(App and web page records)
⟨

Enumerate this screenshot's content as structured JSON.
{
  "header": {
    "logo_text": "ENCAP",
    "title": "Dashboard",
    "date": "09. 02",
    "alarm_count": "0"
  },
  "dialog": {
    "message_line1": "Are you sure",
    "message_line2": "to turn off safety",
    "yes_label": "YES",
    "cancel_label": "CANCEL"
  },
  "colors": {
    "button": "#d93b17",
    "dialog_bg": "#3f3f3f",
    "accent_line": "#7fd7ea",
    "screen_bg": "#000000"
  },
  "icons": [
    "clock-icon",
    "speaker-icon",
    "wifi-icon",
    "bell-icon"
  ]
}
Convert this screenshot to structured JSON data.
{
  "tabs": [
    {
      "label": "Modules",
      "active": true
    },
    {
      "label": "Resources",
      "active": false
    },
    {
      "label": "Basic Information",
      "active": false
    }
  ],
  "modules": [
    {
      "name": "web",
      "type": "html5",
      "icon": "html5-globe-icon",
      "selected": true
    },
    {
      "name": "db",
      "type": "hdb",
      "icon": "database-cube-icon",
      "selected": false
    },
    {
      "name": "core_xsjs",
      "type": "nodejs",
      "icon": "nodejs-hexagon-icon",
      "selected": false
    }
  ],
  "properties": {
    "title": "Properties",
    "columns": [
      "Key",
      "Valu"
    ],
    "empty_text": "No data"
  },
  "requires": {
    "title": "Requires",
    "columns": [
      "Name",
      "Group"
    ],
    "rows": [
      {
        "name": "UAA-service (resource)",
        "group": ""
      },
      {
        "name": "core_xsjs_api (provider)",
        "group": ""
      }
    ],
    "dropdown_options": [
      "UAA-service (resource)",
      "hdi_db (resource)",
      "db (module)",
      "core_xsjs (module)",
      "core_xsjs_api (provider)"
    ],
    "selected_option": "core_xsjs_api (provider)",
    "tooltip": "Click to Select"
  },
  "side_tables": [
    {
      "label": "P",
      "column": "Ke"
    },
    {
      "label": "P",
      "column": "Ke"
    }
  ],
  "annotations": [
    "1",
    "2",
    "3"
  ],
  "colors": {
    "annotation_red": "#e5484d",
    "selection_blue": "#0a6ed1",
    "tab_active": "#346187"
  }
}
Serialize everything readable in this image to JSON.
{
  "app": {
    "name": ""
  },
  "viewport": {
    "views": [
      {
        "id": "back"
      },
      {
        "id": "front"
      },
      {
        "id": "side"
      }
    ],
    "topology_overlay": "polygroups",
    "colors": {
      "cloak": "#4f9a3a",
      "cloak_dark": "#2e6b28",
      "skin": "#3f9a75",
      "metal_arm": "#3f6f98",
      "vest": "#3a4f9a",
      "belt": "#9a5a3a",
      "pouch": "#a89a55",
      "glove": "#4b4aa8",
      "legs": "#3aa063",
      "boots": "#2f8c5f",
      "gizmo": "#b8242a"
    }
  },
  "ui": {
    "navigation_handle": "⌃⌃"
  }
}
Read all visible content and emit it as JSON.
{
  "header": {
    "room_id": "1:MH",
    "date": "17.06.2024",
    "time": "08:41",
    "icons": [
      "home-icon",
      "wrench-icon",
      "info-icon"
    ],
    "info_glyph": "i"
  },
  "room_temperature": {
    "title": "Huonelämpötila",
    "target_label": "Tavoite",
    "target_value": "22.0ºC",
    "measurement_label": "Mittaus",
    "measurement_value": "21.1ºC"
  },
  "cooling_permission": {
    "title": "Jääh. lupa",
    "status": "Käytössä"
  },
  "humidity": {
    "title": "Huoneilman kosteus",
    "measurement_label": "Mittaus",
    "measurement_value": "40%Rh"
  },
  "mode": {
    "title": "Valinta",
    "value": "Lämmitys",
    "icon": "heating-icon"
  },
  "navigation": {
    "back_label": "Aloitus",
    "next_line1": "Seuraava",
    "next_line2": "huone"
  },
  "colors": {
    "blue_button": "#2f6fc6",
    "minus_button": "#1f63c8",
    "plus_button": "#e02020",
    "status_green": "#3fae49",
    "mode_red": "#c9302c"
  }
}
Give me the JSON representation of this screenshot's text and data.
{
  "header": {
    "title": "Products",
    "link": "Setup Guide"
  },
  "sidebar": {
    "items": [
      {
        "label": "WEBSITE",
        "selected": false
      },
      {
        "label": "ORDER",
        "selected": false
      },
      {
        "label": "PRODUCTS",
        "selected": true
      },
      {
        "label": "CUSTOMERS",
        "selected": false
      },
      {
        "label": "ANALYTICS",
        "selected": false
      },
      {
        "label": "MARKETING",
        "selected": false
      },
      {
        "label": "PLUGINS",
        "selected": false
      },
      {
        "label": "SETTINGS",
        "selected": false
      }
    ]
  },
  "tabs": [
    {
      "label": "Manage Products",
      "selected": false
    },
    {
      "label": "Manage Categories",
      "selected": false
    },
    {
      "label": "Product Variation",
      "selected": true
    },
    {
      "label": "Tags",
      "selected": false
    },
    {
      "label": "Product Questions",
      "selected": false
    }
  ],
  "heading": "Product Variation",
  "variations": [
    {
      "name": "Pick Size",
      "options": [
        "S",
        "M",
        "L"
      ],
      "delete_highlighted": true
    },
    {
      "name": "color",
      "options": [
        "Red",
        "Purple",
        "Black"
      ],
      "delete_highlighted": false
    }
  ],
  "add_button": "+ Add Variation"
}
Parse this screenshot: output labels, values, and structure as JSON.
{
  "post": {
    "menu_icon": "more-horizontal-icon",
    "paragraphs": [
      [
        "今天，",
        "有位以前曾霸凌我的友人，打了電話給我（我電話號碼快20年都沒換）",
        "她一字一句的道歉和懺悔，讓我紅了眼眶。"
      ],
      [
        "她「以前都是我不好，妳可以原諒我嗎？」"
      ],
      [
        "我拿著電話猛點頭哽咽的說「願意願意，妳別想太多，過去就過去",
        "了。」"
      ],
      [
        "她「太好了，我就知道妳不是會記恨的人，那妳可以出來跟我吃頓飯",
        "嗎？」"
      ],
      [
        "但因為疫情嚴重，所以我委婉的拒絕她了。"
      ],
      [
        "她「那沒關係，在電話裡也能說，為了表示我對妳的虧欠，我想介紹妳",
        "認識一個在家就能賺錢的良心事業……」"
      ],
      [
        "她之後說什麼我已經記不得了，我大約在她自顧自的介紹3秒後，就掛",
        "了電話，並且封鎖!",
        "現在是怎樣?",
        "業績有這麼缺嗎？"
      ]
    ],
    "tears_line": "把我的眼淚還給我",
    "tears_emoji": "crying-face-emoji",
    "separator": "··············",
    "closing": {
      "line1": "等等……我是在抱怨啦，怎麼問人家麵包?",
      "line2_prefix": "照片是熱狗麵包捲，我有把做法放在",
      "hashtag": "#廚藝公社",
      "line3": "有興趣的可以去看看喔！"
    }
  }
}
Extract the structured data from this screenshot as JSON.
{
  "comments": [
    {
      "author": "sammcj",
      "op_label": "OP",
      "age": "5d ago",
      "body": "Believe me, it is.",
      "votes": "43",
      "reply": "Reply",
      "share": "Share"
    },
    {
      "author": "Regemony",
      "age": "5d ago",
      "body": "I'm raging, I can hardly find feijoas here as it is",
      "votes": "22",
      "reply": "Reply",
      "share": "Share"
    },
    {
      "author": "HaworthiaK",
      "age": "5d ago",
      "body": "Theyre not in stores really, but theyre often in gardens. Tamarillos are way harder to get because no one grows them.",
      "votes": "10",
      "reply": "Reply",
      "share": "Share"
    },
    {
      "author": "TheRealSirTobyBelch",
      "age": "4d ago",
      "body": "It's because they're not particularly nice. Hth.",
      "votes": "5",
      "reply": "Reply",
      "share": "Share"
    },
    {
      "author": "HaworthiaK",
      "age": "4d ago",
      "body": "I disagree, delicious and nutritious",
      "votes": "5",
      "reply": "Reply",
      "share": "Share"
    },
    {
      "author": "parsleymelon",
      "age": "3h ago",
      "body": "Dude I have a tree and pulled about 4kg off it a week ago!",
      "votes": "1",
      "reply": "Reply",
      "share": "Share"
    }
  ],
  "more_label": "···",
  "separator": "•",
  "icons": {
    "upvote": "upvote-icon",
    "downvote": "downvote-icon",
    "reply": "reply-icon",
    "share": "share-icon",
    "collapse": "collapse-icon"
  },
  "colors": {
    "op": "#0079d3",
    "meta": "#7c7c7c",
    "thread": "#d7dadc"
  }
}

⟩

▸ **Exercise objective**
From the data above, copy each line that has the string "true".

▸ **Your response**
      "active": true
      "selected": true
        "selected": true
      "selected": true
      "delete_highlighted": true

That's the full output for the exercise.